Problem statement:
Make a verbatim copy of all the records. Skip every image.
------------------------------------------------
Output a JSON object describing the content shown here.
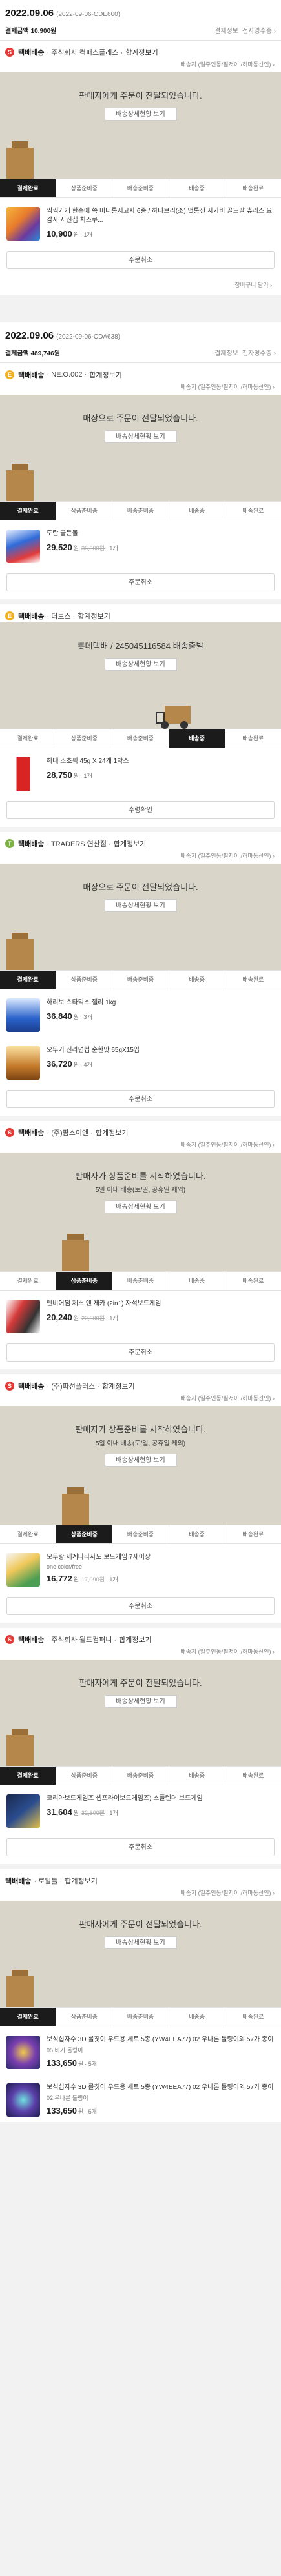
{
  "orders": [
    {
      "date": "2022.09.06",
      "order_no": "(2022-09-06-CDE600)",
      "sum_label": "결제금액 10,900원",
      "links": [
        "결제정보",
        "전자영수증 ›"
      ],
      "shipments": [
        {
          "badge": "S",
          "type": "택배배송",
          "seller": "· 주식회사 컴퍼스플래스 ·",
          "detail_link": "합계정보기",
          "addr": "배송지 (일주인동/필저이 /허마동선인) ›",
          "message": "판매자에게 주문이 전달되었습니다.",
          "tracking": "배송상세현황 보기",
          "steps": [
            "결제완료",
            "상품준비중",
            "배송준비중",
            "배송중",
            "배송완료"
          ],
          "active_step": 0,
          "items": [
            {
              "name": "씩씩가게 한손에 쏙 미니롱지고자 6종 / 하나브리(소) 멋통신 자가비 골드팔 츄러스 요감자 지진칩 치즈쿠...",
              "option": "",
              "price": "10,900",
              "unit": "원",
              "orig_price": "",
              "qty": "· 1개"
            }
          ],
          "action": "주문취소",
          "extra": "장바구니 담기 ›"
        }
      ]
    },
    {
      "date": "2022.09.06",
      "order_no": "(2022-09-06-CDA638)",
      "sum_label": "결제금액 489,746원",
      "links": [
        "결제정보",
        "전자영수증 ›"
      ],
      "shipments": [
        {
          "badge": "E",
          "type": "택배배송",
          "seller": "· NE.O.002 ·",
          "detail_link": "합계정보기",
          "addr": "배송지 (일주인동/필저이 /허마동선인) ›",
          "message": "매장으로 주문이 전달되었습니다.",
          "tracking": "배송상세현황 보기",
          "steps": [
            "결제완료",
            "상품준비중",
            "배송준비중",
            "배송중",
            "배송완료"
          ],
          "active_step": 0,
          "items": [
            {
              "name": "도란 골든볼",
              "option": "",
              "price": "29,520",
              "unit": "원",
              "orig_price": "36,000원",
              "qty": "· 1개"
            }
          ],
          "action": "주문취소"
        },
        {
          "badge": "E",
          "type": "택배배송",
          "seller": "· 더보스 ·",
          "detail_link": "합계정보기",
          "addr": "",
          "message": "롯데택배 / 245045116584 배송출발",
          "tracking": "배송상세현황 보기",
          "steps": [
            "결제완료",
            "상품준비중",
            "배송준비중",
            "배송중",
            "배송완료"
          ],
          "active_step": 3,
          "items": [
            {
              "name": "해태 조초픽 45g X 24개 1박스",
              "option": "",
              "price": "28,750",
              "unit": "원",
              "orig_price": "",
              "qty": "· 1개"
            }
          ],
          "action": "수령확인"
        },
        {
          "badge": "T",
          "type": "택배배송",
          "seller": "· TRADERS 연산점 ·",
          "detail_link": "합계정보기",
          "addr": "배송지 (일주인동/필저이 /허마동선인) ›",
          "message": "매장으로 주문이 전달되었습니다.",
          "tracking": "배송상세현황 보기",
          "steps": [
            "결제완료",
            "상품준비중",
            "배송준비중",
            "배송중",
            "배송완료"
          ],
          "active_step": 0,
          "items": [
            {
              "name": "하리보 스타믹스 젤리 1kg",
              "option": "",
              "price": "36,840",
              "unit": "원",
              "orig_price": "",
              "qty": "· 3개"
            },
            {
              "name": "오뚜기 진라면컵 순한맛 65gX15입",
              "option": "",
              "price": "36,720",
              "unit": "원",
              "orig_price": "",
              "qty": "· 4개"
            }
          ],
          "action": "주문취소"
        },
        {
          "badge": "S",
          "type": "택배배송",
          "seller": "· (주)팜스이엔 ·",
          "detail_link": "합계정보기",
          "addr": "배송지 (일주인동/필저이 /허마동선인) ›",
          "message": "판매자가 상품준비를 시작하였습니다.",
          "message2": "5일 이내 배송(토/일, 공휴일 제외)",
          "tracking": "배송상세현황 보기",
          "steps": [
            "결제완료",
            "상품준비중",
            "배송준비중",
            "배송중",
            "배송완료"
          ],
          "active_step": 1,
          "items": [
            {
              "name": "맨비어쨈 제스 앤 제카 (2in1) 자석보드게임",
              "option": "",
              "price": "20,240",
              "unit": "원",
              "orig_price": "22,000원",
              "qty": "· 1개"
            }
          ],
          "action": "주문취소"
        },
        {
          "badge": "S",
          "type": "택배배송",
          "seller": "· (주)파선플러스 ·",
          "detail_link": "합계정보기",
          "addr": "배송지 (일주인동/필저이 /허마동선인) ›",
          "message": "판매자가 상품준비를 시작하였습니다.",
          "message2": "5일 이내 배송(토/일, 공휴일 제외)",
          "tracking": "배송상세현황 보기",
          "steps": [
            "결제완료",
            "상품준비중",
            "배송준비중",
            "배송중",
            "배송완료"
          ],
          "active_step": 1,
          "items": [
            {
              "name": "모두랑 세계나라사도 보드게임 7세이상",
              "option": "one color/free",
              "price": "16,772",
              "unit": "원",
              "orig_price": "17,090원",
              "qty": "· 1개"
            }
          ],
          "action": "주문취소"
        },
        {
          "badge": "S",
          "type": "택배배송",
          "seller": "· 주식회사 월드컴퍼니 ·",
          "detail_link": "합계정보기",
          "addr": "배송지 (일주인동/필저이 /허마동선인) ›",
          "message": "판매자에게 주문이 전달되었습니다.",
          "tracking": "배송상세현황 보기",
          "steps": [
            "결제완료",
            "상품준비중",
            "배송준비중",
            "배송중",
            "배송완료"
          ],
          "active_step": 0,
          "items": [
            {
              "name": "코리아보드게임즈 셉프라이보드게임즈) 스플렌더 보드게임",
              "option": "",
              "price": "31,604",
              "unit": "원",
              "orig_price": "32,600원",
              "qty": "· 1개"
            }
          ],
          "action": "주문취소"
        },
        {
          "badge": "",
          "type": "택배배송",
          "seller": "· 로알틀 ·",
          "detail_link": "합계정보기",
          "addr": "배송지 (일주인동/필저이 /허마동선인) ›",
          "message": "판매자에게 주문이 전달되었습니다.",
          "tracking": "배송상세현황 보기",
          "steps": [
            "결제완료",
            "상품준비중",
            "배송준비중",
            "배송중",
            "배송완료"
          ],
          "active_step": 0,
          "items": [
            {
              "name": "보석십자수 3D 롤칫이 우드용 세트 5종 (YW4EEA77) 02 우나론 톨링이외 57가 종이",
              "option": "05.비기 톨링이",
              "price": "133,650",
              "unit": "원",
              "orig_price": "",
              "qty": "· 5개"
            },
            {
              "name": "보석십자수 3D 롤칫이 우드용 세트 5종 (YW4EEA77) 02 우나론 톨링이외 57가 종이",
              "option": "02.우나론 톨링이",
              "price": "133,650",
              "unit": "원",
              "orig_price": "",
              "qty": "· 5개"
            }
          ],
          "action": ""
        }
      ]
    }
  ],
  "colors": {
    "hero_bg": "#d9d5c9",
    "active_step": "#1b1b1b",
    "accent_red": "#e53935"
  }
}
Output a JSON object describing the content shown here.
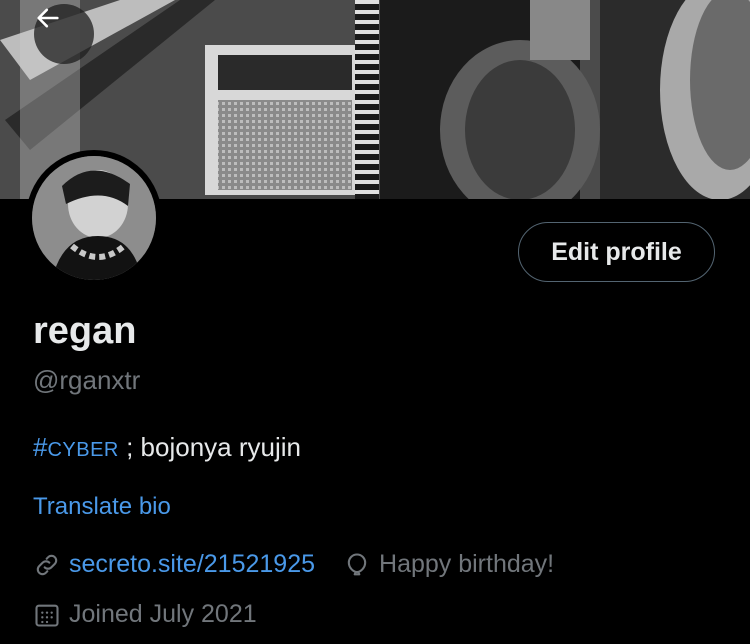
{
  "header": {
    "back_icon": "arrow-left-icon",
    "banner": "profile-banner"
  },
  "profile": {
    "name": "regan",
    "handle": "@rganxtr",
    "bio_hashtag_prefix": "#",
    "bio_hashtag_word": "CYBER",
    "bio_text": " ; bojonya ryujin",
    "translate_label": "Translate bio",
    "website": "secreto.site/21521925",
    "birthday": "Happy birthday!",
    "joined": "Joined July 2021"
  },
  "actions": {
    "edit_profile_label": "Edit profile"
  },
  "colors": {
    "background": "#000000",
    "link": "#4a99e9",
    "secondary_text": "#71767b",
    "primary_text": "#e7e9ea",
    "button_border": "#536471"
  },
  "icons": {
    "website": "link-icon",
    "birthday": "balloon-icon",
    "joined": "calendar-icon"
  }
}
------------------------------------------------
Task output:
Output a JSON object describing the content shown here.
{
  "orders": [
    {
      "date": "2022.09.06",
      "order_no": "(2022-09-06-CDE600)",
      "sum_label": "결제금액 10,900원",
      "links": [
        "결제정보",
        "전자영수증 ›"
      ],
      "shipments": [
        {
          "badge": "S",
          "type": "택배배송",
          "seller": "· 주식회사 컴퍼스플래스 ·",
          "detail_link": "합계정보기",
          "addr": "배송지 (일주인동/필저이 /허마동선인) ›",
          "message": "판매자에게 주문이 전달되었습니다.",
          "tracking": "배송상세현황 보기",
          "steps": [
            "결제완료",
            "상품준비중",
            "배송준비중",
            "배송중",
            "배송완료"
          ],
          "active_step": 0,
          "items": [
            {
              "name": "씩씩가게 한손에 쏙 미니롱지고자 6종 / 하나브리(소) 멋통신 자가비 골드팔 츄러스 요감자 지진칩 치즈쿠...",
              "option": "",
              "price": "10,900",
              "unit": "원",
              "orig_price": "",
              "qty": "· 1개"
            }
          ],
          "action": "주문취소",
          "extra": "장바구니 담기 ›"
        }
      ]
    },
    {
      "date": "2022.09.06",
      "order_no": "(2022-09-06-CDA638)",
      "sum_label": "결제금액 489,746원",
      "links": [
        "결제정보",
        "전자영수증 ›"
      ],
      "shipments": [
        {
          "badge": "E",
          "type": "택배배송",
          "seller": "· NE.O.002 ·",
          "detail_link": "합계정보기",
          "addr": "배송지 (일주인동/필저이 /허마동선인) ›",
          "message": "매장으로 주문이 전달되었습니다.",
          "tracking": "배송상세현황 보기",
          "steps": [
            "결제완료",
            "상품준비중",
            "배송준비중",
            "배송중",
            "배송완료"
          ],
          "active_step": 0,
          "items": [
            {
              "name": "도란 골든볼",
              "option": "",
              "price": "29,520",
              "unit": "원",
              "orig_price": "36,000원",
              "qty": "· 1개"
            }
          ],
          "action": "주문취소"
        },
        {
          "badge": "E",
          "type": "택배배송",
          "seller": "· 더보스 ·",
          "detail_link": "합계정보기",
          "addr": "",
          "message": "롯데택배 / 245045116584 배송출발",
          "tracking": "배송상세현황 보기",
          "steps": [
            "결제완료",
            "상품준비중",
            "배송준비중",
            "배송중",
            "배송완료"
          ],
          "active_step": 3,
          "items": [
            {
              "name": "해태 조초픽 45g X 24개 1박스",
              "option": "",
              "price": "28,750",
              "unit": "원",
              "orig_price": "",
              "qty": "· 1개"
            }
          ],
          "action": "수령확인"
        },
        {
          "badge": "T",
          "type": "택배배송",
          "seller": "· TRADERS 연산점 ·",
          "detail_link": "합계정보기",
          "addr": "배송지 (일주인동/필저이 /허마동선인) ›",
          "message": "매장으로 주문이 전달되었습니다.",
          "tracking": "배송상세현황 보기",
          "steps": [
            "결제완료",
            "상품준비중",
            "배송준비중",
            "배송중",
            "배송완료"
          ],
          "active_step": 0,
          "items": [
            {
              "name": "하리보 스타믹스 젤리 1kg",
              "option": "",
              "price": "36,840",
              "unit": "원",
              "orig_price": "",
              "qty": "· 3개"
            },
            {
              "name": "오뚜기 진라면컵 순한맛 65gX15입",
              "option": "",
              "price": "36,720",
              "unit": "원",
              "orig_price": "",
              "qty": "· 4개"
            }
          ],
          "action": "주문취소"
        },
        {
          "badge": "S",
          "type": "택배배송",
          "seller": "· (주)팜스이엔 ·",
          "detail_link": "합계정보기",
          "addr": "배송지 (일주인동/필저이 /허마동선인) ›",
          "message": "판매자가 상품준비를 시작하였습니다.",
          "message2": "5일 이내 배송(토/일, 공휴일 제외)",
          "tracking": "배송상세현황 보기",
          "steps": [
            "결제완료",
            "상품준비중",
            "배송준비중",
            "배송중",
            "배송완료"
          ],
          "active_step": 1,
          "items": [
            {
              "name": "맨비어쨈 제스 앤 제카 (2in1) 자석보드게임",
              "option": "",
              "price": "20,240",
              "unit": "원",
              "orig_price": "22,000원",
              "qty": "· 1개"
            }
          ],
          "action": "주문취소"
        },
        {
          "badge": "S",
          "type": "택배배송",
          "seller": "· (주)파선플러스 ·",
          "detail_link": "합계정보기",
          "addr": "배송지 (일주인동/필저이 /허마동선인) ›",
          "message": "판매자가 상품준비를 시작하였습니다.",
          "message2": "5일 이내 배송(토/일, 공휴일 제외)",
          "tracking": "배송상세현황 보기",
          "steps": [
            "결제완료",
            "상품준비중",
            "배송준비중",
            "배송중",
            "배송완료"
          ],
          "active_step": 1,
          "items": [
            {
              "name": "모두랑 세계나라사도 보드게임 7세이상",
              "option": "one color/free",
              "price": "16,772",
              "unit": "원",
              "orig_price": "17,090원",
              "qty": "· 1개"
            }
          ],
          "action": "주문취소"
        },
        {
          "badge": "S",
          "type": "택배배송",
          "seller": "· 주식회사 월드컴퍼니 ·",
          "detail_link": "합계정보기",
          "addr": "배송지 (일주인동/필저이 /허마동선인) ›",
          "message": "판매자에게 주문이 전달되었습니다.",
          "tracking": "배송상세현황 보기",
          "steps": [
            "결제완료",
            "상품준비중",
            "배송준비중",
            "배송중",
            "배송완료"
          ],
          "active_step": 0,
          "items": [
            {
              "name": "코리아보드게임즈 셉프라이보드게임즈) 스플렌더 보드게임",
              "option": "",
              "price": "31,604",
              "unit": "원",
              "orig_price": "32,600원",
              "qty": "· 1개"
            }
          ],
          "action": "주문취소"
        },
        {
          "badge": "",
          "type": "택배배송",
          "seller": "· 로알틀 ·",
          "detail_link": "합계정보기",
          "addr": "배송지 (일주인동/필저이 /허마동선인) ›",
          "message": "판매자에게 주문이 전달되었습니다.",
          "tracking": "배송상세현황 보기",
          "steps": [
            "결제완료",
            "상품준비중",
            "배송준비중",
            "배송중",
            "배송완료"
          ],
          "active_step": 0,
          "items": [
            {
              "name": "보석십자수 3D 롤칫이 우드용 세트 5종 (YW4EEA77) 02 우나론 톨링이외 57가 종이",
              "option": "05.비기 톨링이",
              "price": "133,650",
              "unit": "원",
              "orig_price": "",
              "qty": "· 5개"
            },
            {
              "name": "보석십자수 3D 롤칫이 우드용 세트 5종 (YW4EEA77) 02 우나론 톨링이외 57가 종이",
              "option": "02.우나론 톨링이",
              "price": "133,650",
              "unit": "원",
              "orig_price": "",
              "qty": "· 5개"
            }
          ],
          "action": ""
        }
      ]
    }
  ],
  "colors": {
    "hero_bg": "#d9d5c9",
    "active_step": "#1b1b1b",
    "accent_red": "#e53935"
  }
}
Output a JSON object describing the content shown here.
{
  "header": {
    "back_icon": "arrow-left-icon",
    "banner": "profile-banner"
  },
  "profile": {
    "name": "regan",
    "handle": "@rganxtr",
    "bio_hashtag_prefix": "#",
    "bio_hashtag_word": "CYBER",
    "bio_text": " ; bojonya ryujin",
    "translate_label": "Translate bio",
    "website": "secreto.site/21521925",
    "birthday": "Happy birthday!",
    "joined": "Joined July 2021"
  },
  "actions": {
    "edit_profile_label": "Edit profile"
  },
  "colors": {
    "background": "#000000",
    "link": "#4a99e9",
    "secondary_text": "#71767b",
    "primary_text": "#e7e9ea",
    "button_border": "#536471"
  },
  "icons": {
    "website": "link-icon",
    "birthday": "balloon-icon",
    "joined": "calendar-icon"
  }
}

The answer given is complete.